■ **AIM OF THE EXERCISE**:
Set down the data that follows again, exactly as written.

■ **Component data from apps and pages**:
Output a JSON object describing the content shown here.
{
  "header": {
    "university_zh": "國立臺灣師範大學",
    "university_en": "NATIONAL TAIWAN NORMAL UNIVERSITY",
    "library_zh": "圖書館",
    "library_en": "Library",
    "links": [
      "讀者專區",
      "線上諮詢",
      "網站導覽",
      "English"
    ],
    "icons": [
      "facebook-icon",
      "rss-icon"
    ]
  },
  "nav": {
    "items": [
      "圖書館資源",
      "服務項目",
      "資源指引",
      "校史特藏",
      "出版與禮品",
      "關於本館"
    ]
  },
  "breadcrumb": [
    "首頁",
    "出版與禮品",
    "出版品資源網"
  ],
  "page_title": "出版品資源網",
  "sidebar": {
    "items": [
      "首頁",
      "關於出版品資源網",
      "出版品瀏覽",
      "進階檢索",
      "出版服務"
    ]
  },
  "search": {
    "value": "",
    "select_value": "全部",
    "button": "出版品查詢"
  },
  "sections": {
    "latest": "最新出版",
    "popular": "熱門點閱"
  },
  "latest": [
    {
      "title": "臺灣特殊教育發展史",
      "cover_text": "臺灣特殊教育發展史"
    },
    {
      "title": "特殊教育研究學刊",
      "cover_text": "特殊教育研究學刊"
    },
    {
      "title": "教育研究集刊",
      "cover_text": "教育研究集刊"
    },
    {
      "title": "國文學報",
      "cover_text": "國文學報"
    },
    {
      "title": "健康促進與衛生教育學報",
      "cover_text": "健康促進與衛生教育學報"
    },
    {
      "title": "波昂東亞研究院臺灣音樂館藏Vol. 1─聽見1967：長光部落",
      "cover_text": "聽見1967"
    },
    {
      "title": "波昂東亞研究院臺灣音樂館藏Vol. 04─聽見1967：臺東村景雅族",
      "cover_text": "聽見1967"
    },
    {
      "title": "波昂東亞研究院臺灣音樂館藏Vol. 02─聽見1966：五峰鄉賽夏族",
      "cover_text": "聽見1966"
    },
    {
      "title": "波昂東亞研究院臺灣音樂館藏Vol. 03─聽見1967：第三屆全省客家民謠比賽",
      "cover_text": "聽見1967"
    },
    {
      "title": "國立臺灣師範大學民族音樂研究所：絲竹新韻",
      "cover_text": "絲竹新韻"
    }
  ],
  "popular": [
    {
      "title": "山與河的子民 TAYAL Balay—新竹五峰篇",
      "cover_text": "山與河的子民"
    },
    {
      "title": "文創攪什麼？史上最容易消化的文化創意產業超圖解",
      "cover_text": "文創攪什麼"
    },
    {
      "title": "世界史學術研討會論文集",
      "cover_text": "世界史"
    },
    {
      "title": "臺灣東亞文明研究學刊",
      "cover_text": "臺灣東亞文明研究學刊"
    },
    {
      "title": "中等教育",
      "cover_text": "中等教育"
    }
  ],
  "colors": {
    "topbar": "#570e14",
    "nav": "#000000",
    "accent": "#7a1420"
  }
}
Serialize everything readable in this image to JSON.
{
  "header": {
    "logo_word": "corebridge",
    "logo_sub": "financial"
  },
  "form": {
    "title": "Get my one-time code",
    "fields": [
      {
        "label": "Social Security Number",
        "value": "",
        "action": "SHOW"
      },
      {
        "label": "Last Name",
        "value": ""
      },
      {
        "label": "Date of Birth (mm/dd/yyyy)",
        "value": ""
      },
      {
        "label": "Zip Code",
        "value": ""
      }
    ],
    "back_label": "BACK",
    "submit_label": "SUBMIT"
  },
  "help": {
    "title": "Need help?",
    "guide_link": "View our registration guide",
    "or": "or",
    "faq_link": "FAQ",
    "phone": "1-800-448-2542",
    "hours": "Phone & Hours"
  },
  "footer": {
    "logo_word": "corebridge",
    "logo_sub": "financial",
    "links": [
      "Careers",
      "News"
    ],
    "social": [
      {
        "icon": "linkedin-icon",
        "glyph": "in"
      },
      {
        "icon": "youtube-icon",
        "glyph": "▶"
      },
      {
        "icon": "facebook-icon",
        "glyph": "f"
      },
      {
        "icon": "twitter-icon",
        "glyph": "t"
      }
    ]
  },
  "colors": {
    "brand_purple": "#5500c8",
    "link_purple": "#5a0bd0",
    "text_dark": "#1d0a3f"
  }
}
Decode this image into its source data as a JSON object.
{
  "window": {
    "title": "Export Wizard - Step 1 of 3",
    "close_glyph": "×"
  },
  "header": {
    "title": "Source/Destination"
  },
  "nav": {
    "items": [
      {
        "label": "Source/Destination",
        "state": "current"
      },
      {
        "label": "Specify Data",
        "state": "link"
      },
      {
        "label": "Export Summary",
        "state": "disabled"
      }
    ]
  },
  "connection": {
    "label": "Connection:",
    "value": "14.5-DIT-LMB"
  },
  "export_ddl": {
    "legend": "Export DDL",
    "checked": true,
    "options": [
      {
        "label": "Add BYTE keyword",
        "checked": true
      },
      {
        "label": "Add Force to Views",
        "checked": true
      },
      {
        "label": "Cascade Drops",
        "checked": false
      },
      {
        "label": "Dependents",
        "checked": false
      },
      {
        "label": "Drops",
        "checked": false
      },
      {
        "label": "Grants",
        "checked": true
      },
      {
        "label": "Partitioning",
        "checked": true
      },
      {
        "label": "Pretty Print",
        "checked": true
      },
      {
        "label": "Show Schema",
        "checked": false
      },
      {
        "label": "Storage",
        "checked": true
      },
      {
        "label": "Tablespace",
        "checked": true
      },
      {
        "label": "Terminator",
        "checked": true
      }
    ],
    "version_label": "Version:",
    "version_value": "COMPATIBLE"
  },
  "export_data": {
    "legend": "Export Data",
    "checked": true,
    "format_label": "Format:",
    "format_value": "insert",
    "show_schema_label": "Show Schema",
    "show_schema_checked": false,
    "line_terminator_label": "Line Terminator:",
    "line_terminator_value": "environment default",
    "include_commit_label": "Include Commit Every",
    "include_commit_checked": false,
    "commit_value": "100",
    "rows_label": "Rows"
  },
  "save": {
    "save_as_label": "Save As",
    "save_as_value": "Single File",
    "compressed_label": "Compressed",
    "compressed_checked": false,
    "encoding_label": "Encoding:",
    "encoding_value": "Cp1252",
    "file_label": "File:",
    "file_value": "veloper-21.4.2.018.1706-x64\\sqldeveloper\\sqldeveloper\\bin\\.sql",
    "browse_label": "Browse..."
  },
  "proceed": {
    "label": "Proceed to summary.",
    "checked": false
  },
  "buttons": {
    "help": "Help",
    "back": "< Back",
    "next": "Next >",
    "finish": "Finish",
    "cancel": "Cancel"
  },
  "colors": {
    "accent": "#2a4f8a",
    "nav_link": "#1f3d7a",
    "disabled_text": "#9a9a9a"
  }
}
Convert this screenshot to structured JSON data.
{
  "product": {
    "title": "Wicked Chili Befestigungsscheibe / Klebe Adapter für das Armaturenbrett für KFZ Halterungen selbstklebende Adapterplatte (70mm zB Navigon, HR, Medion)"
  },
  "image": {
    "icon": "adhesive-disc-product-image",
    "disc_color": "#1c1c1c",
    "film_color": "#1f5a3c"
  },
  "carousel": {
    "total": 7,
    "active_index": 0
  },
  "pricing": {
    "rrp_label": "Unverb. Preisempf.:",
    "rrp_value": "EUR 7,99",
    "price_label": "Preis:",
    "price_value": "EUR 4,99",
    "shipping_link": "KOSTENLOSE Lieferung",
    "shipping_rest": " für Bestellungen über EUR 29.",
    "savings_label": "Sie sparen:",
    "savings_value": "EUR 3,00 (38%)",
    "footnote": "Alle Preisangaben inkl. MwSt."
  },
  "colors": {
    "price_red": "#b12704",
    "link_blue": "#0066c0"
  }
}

■ **TASK RESPONSE**:
Output a JSON object describing the content shown here.
{
  "header": {
    "university_zh": "國立臺灣師範大學",
    "university_en": "NATIONAL TAIWAN NORMAL UNIVERSITY",
    "library_zh": "圖書館",
    "library_en": "Library",
    "links": [
      "讀者專區",
      "線上諮詢",
      "網站導覽",
      "English"
    ],
    "icons": [
      "facebook-icon",
      "rss-icon"
    ]
  },
  "nav": {
    "items": [
      "圖書館資源",
      "服務項目",
      "資源指引",
      "校史特藏",
      "出版與禮品",
      "關於本館"
    ]
  },
  "breadcrumb": [
    "首頁",
    "出版與禮品",
    "出版品資源網"
  ],
  "page_title": "出版品資源網",
  "sidebar": {
    "items": [
      "首頁",
      "關於出版品資源網",
      "出版品瀏覽",
      "進階檢索",
      "出版服務"
    ]
  },
  "search": {
    "value": "",
    "select_value": "全部",
    "button": "出版品查詢"
  },
  "sections": {
    "latest": "最新出版",
    "popular": "熱門點閱"
  },
  "latest": [
    {
      "title": "臺灣特殊教育發展史",
      "cover_text": "臺灣特殊教育發展史"
    },
    {
      "title": "特殊教育研究學刊",
      "cover_text": "特殊教育研究學刊"
    },
    {
      "title": "教育研究集刊",
      "cover_text": "教育研究集刊"
    },
    {
      "title": "國文學報",
      "cover_text": "國文學報"
    },
    {
      "title": "健康促進與衛生教育學報",
      "cover_text": "健康促進與衛生教育學報"
    },
    {
      "title": "波昂東亞研究院臺灣音樂館藏Vol. 1─聽見1967：長光部落",
      "cover_text": "聽見1967"
    },
    {
      "title": "波昂東亞研究院臺灣音樂館藏Vol. 04─聽見1967：臺東村景雅族",
      "cover_text": "聽見1967"
    },
    {
      "title": "波昂東亞研究院臺灣音樂館藏Vol. 02─聽見1966：五峰鄉賽夏族",
      "cover_text": "聽見1966"
    },
    {
      "title": "波昂東亞研究院臺灣音樂館藏Vol. 03─聽見1967：第三屆全省客家民謠比賽",
      "cover_text": "聽見1967"
    },
    {
      "title": "國立臺灣師範大學民族音樂研究所：絲竹新韻",
      "cover_text": "絲竹新韻"
    }
  ],
  "popular": [
    {
      "title": "山與河的子民 TAYAL Balay—新竹五峰篇",
      "cover_text": "山與河的子民"
    },
    {
      "title": "文創攪什麼？史上最容易消化的文化創意產業超圖解",
      "cover_text": "文創攪什麼"
    },
    {
      "title": "世界史學術研討會論文集",
      "cover_text": "世界史"
    },
    {
      "title": "臺灣東亞文明研究學刊",
      "cover_text": "臺灣東亞文明研究學刊"
    },
    {
      "title": "中等教育",
      "cover_text": "中等教育"
    }
  ],
  "colors": {
    "topbar": "#570e14",
    "nav": "#000000",
    "accent": "#7a1420"
  }
}
Serialize everything readable in this image to JSON.
{
  "header": {
    "logo_word": "corebridge",
    "logo_sub": "financial"
  },
  "form": {
    "title": "Get my one-time code",
    "fields": [
      {
        "label": "Social Security Number",
        "value": "",
        "action": "SHOW"
      },
      {
        "label": "Last Name",
        "value": ""
      },
      {
        "label": "Date of Birth (mm/dd/yyyy)",
        "value": ""
      },
      {
        "label": "Zip Code",
        "value": ""
      }
    ],
    "back_label": "BACK",
    "submit_label": "SUBMIT"
  },
  "help": {
    "title": "Need help?",
    "guide_link": "View our registration guide",
    "or": "or",
    "faq_link": "FAQ",
    "phone": "1-800-448-2542",
    "hours": "Phone & Hours"
  },
  "footer": {
    "logo_word": "corebridge",
    "logo_sub": "financial",
    "links": [
      "Careers",
      "News"
    ],
    "social": [
      {
        "icon": "linkedin-icon",
        "glyph": "in"
      },
      {
        "icon": "youtube-icon",
        "glyph": "▶"
      },
      {
        "icon": "facebook-icon",
        "glyph": "f"
      },
      {
        "icon": "twitter-icon",
        "glyph": "t"
      }
    ]
  },
  "colors": {
    "brand_purple": "#5500c8",
    "link_purple": "#5a0bd0",
    "text_dark": "#1d0a3f"
  }
}
Decode this image into its source data as a JSON object.
{
  "window": {
    "title": "Export Wizard - Step 1 of 3",
    "close_glyph": "×"
  },
  "header": {
    "title": "Source/Destination"
  },
  "nav": {
    "items": [
      {
        "label": "Source/Destination",
        "state": "current"
      },
      {
        "label": "Specify Data",
        "state": "link"
      },
      {
        "label": "Export Summary",
        "state": "disabled"
      }
    ]
  },
  "connection": {
    "label": "Connection:",
    "value": "14.5-DIT-LMB"
  },
  "export_ddl": {
    "legend": "Export DDL",
    "checked": true,
    "options": [
      {
        "label": "Add BYTE keyword",
        "checked": true
      },
      {
        "label": "Add Force to Views",
        "checked": true
      },
      {
        "label": "Cascade Drops",
        "checked": false
      },
      {
        "label": "Dependents",
        "checked": false
      },
      {
        "label": "Drops",
        "checked": false
      },
      {
        "label": "Grants",
        "checked": true
      },
      {
        "label": "Partitioning",
        "checked": true
      },
      {
        "label": "Pretty Print",
        "checked": true
      },
      {
        "label": "Show Schema",
        "checked": false
      },
      {
        "label": "Storage",
        "checked": true
      },
      {
        "label": "Tablespace",
        "checked": true
      },
      {
        "label": "Terminator",
        "checked": true
      }
    ],
    "version_label": "Version:",
    "version_value": "COMPATIBLE"
  },
  "export_data": {
    "legend": "Export Data",
    "checked": true,
    "format_label": "Format:",
    "format_value": "insert",
    "show_schema_label": "Show Schema",
    "show_schema_checked": false,
    "line_terminator_label": "Line Terminator:",
    "line_terminator_value": "environment default",
    "include_commit_label": "Include Commit Every",
    "include_commit_checked": false,
    "commit_value": "100",
    "rows_label": "Rows"
  },
  "save": {
    "save_as_label": "Save As",
    "save_as_value": "Single File",
    "compressed_label": "Compressed",
    "compressed_checked": false,
    "encoding_label": "Encoding:",
    "encoding_value": "Cp1252",
    "file_label": "File:",
    "file_value": "veloper-21.4.2.018.1706-x64\\sqldeveloper\\sqldeveloper\\bin\\.sql",
    "browse_label": "Browse..."
  },
  "proceed": {
    "label": "Proceed to summary.",
    "checked": false
  },
  "buttons": {
    "help": "Help",
    "back": "< Back",
    "next": "Next >",
    "finish": "Finish",
    "cancel": "Cancel"
  },
  "colors": {
    "accent": "#2a4f8a",
    "nav_link": "#1f3d7a",
    "disabled_text": "#9a9a9a"
  }
}
Convert this screenshot to structured JSON data.
{
  "product": {
    "title": "Wicked Chili Befestigungsscheibe / Klebe Adapter für das Armaturenbrett für KFZ Halterungen selbstklebende Adapterplatte (70mm zB Navigon, HR, Medion)"
  },
  "image": {
    "icon": "adhesive-disc-product-image",
    "disc_color": "#1c1c1c",
    "film_color": "#1f5a3c"
  },
  "carousel": {
    "total": 7,
    "active_index": 0
  },
  "pricing": {
    "rrp_label": "Unverb. Preisempf.:",
    "rrp_value": "EUR 7,99",
    "price_label": "Preis:",
    "price_value": "EUR 4,99",
    "shipping_link": "KOSTENLOSE Lieferung",
    "shipping_rest": " für Bestellungen über EUR 29.",
    "savings_label": "Sie sparen:",
    "savings_value": "EUR 3,00 (38%)",
    "footnote": "Alle Preisangaben inkl. MwSt."
  },
  "colors": {
    "price_red": "#b12704",
    "link_blue": "#0066c0"
  }
}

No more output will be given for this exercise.